I’rom Holdings Co., a supplier of equipment and management services to medical institutions, gained the most among the Topix’s 1,687 members, surging 224 percent from Nov. 14. Kubotek Corp., a maker of inspection systems for display manufacturers including South Korea’s Samsung Electronics Co., recorded the second-biggest advance, jumping 178 percent.
This isn’t the first time analysts have called for a rally in Japanese shares.
A surge from November 2010 through the start of 2011 was cut short by the March 11 earthquake. Forecasts for a recovery in share prices on the back of reconstruction spending were dashed as the government of former Prime Minister Yoshihiko Noda proved unable to restart the economy. The yen rose as Europe’s sovereign-debt crisis and an uneven recovery in the U.S conspired sent investors in search of safer assets.
“Expectations for policy action will lead the market, but I’m not sure how much impact it will actually have on earnings,” said said Shintaro Shinohara, who helps oversee about 11 trillion yen ($124 billion) as the head of equity investment at Prudential Investment Management Japan Co. “It’s not going to be a one-way rally. Globally, Europe’s growth will be about 1 percent, the U.S. faces uncertainty and China’s not going to expand as fast as previously.”
Japan faces domestic problems as well. More than 25 percent of people are older than 65 and the country’s government debt has balooned to 185 percent of gross domestic product. The country’s shares trade about 70 percent below their 1989 level.

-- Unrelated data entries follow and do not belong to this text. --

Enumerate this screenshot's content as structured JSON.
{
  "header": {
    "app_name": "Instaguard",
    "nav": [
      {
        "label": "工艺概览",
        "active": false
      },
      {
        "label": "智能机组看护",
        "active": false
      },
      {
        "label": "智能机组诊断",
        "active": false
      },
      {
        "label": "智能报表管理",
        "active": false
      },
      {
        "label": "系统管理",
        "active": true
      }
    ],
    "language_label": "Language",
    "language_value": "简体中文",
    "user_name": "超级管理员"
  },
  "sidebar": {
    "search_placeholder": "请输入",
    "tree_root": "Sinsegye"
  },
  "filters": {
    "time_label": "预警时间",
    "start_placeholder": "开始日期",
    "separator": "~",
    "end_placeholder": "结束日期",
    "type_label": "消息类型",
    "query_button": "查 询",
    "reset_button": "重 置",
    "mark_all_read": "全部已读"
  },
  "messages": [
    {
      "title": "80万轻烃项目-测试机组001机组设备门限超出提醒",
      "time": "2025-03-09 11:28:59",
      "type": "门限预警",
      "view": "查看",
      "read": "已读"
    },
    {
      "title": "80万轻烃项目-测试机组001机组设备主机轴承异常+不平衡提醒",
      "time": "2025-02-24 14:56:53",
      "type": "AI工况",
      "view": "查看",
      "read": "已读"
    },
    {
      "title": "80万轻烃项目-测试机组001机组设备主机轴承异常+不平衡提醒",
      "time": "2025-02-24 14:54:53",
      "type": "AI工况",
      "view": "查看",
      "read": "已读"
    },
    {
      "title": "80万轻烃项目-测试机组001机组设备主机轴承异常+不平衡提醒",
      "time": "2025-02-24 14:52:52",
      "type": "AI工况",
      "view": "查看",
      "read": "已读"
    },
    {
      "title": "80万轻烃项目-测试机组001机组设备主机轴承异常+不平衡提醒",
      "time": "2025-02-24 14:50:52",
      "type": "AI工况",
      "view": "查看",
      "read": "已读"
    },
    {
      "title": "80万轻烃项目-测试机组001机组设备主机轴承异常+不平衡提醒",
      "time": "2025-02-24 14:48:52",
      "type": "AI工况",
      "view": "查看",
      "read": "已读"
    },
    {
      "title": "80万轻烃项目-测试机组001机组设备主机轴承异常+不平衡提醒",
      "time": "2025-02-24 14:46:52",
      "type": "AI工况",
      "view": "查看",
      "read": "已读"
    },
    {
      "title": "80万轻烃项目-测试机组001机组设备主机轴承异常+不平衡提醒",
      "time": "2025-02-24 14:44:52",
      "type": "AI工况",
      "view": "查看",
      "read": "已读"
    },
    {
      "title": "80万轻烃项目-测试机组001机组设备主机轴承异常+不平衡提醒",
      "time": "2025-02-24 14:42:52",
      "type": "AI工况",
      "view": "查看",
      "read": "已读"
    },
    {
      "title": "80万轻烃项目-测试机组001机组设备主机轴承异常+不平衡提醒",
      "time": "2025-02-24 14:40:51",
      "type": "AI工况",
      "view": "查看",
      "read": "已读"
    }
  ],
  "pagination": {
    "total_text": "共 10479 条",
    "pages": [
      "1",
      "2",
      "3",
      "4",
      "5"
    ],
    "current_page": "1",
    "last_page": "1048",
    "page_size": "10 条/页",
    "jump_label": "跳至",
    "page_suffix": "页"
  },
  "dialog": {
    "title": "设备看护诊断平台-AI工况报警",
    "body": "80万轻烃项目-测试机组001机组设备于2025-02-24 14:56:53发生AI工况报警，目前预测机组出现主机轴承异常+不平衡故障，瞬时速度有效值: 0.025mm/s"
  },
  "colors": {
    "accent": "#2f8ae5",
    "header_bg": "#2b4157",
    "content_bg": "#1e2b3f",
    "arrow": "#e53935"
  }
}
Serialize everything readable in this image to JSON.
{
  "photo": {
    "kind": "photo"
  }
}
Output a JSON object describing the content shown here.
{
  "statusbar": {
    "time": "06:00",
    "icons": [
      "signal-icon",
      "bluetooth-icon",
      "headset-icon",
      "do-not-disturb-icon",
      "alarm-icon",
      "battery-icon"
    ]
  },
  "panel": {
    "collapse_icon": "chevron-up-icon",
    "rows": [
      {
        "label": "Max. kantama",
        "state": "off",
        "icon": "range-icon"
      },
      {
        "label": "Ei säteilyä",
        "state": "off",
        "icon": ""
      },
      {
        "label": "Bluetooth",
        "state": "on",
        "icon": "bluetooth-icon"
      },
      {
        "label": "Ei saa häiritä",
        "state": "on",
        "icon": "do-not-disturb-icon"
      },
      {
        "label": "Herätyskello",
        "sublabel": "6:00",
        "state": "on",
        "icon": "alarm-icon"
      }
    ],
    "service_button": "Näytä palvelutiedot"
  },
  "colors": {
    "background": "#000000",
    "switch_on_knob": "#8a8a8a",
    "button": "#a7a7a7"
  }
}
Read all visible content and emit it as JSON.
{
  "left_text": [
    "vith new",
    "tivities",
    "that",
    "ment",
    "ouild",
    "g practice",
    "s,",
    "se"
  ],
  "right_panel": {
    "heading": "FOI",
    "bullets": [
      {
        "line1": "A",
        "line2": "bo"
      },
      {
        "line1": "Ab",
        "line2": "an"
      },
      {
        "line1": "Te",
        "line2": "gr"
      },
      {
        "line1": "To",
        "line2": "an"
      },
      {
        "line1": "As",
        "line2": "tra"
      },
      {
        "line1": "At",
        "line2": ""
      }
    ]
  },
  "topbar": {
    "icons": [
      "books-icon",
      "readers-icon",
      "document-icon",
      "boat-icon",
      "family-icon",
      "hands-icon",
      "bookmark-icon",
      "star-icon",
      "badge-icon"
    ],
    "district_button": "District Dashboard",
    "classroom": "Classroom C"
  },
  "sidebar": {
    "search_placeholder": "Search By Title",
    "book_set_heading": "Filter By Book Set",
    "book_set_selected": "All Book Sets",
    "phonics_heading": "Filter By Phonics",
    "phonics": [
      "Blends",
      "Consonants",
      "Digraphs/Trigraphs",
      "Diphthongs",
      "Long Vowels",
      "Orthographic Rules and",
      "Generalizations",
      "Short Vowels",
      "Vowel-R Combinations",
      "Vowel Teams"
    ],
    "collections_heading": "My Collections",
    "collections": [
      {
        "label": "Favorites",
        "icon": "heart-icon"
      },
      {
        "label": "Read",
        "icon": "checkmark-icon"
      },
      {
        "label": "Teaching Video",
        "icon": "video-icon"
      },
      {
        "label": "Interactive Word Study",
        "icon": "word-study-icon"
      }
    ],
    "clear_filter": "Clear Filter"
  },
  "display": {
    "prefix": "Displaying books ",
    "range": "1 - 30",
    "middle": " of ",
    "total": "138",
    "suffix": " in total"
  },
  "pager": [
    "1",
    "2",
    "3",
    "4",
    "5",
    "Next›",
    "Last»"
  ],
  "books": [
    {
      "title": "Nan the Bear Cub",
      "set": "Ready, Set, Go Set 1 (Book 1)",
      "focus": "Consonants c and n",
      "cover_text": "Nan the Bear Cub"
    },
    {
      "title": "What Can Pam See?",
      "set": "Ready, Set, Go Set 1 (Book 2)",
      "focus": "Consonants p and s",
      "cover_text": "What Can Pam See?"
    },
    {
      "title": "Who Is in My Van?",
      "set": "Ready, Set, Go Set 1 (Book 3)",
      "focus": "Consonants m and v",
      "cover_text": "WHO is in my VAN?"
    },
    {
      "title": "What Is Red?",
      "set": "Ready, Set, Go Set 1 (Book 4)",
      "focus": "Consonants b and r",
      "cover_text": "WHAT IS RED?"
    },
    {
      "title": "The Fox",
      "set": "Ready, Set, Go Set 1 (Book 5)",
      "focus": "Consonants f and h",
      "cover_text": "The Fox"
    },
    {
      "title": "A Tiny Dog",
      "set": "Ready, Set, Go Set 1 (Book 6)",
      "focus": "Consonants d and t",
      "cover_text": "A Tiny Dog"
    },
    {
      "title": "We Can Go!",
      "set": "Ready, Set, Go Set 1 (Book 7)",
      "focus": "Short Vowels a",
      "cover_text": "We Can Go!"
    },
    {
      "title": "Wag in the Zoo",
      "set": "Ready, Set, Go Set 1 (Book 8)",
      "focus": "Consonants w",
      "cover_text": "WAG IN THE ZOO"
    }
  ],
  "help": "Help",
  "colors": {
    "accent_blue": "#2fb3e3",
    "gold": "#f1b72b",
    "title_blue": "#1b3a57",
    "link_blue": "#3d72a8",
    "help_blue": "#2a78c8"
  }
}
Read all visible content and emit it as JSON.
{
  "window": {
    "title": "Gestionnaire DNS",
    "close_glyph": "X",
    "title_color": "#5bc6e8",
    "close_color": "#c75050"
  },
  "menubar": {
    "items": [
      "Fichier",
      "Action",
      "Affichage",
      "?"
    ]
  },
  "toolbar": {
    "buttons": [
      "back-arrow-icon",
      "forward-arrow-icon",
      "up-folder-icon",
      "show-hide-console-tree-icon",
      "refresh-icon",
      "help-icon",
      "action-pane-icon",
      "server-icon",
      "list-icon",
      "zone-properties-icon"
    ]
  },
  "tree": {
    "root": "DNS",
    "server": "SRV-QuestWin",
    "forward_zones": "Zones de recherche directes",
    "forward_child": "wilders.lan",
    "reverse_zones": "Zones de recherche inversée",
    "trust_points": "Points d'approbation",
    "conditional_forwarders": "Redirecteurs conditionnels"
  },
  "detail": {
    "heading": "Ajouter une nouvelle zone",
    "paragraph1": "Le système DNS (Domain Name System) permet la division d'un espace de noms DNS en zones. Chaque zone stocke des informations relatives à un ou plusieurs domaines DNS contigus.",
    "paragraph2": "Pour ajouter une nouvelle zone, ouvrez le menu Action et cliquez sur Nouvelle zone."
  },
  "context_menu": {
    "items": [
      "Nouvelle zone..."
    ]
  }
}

Of the stimulus package announced Jan. 11, about 3.8 trillion yen will be for disaster prevention and reconstruction, with 3.1 trillion yen directed to stimulating private investment and other measures, according to a statement released by the Cabinet Office. Extra spending will increase gross domestic product by about 2 percentage points and create about 600,000 jobs, the government said.
Japan’s currency slid below 120 per euro yesterday for the first time since May 2011 after Abe said he wanted someone “who can push through bold monetary policy” as the next Bank of Japan governor. The BOJ meets next week.
“This year may become a game-changing year for Japanese stocks,” said Takashi Ito, an equity strategist at Nomura in Tokyo. “The new government are aiming to support corporate growth and let Japanese companies lead the Japanese economy.”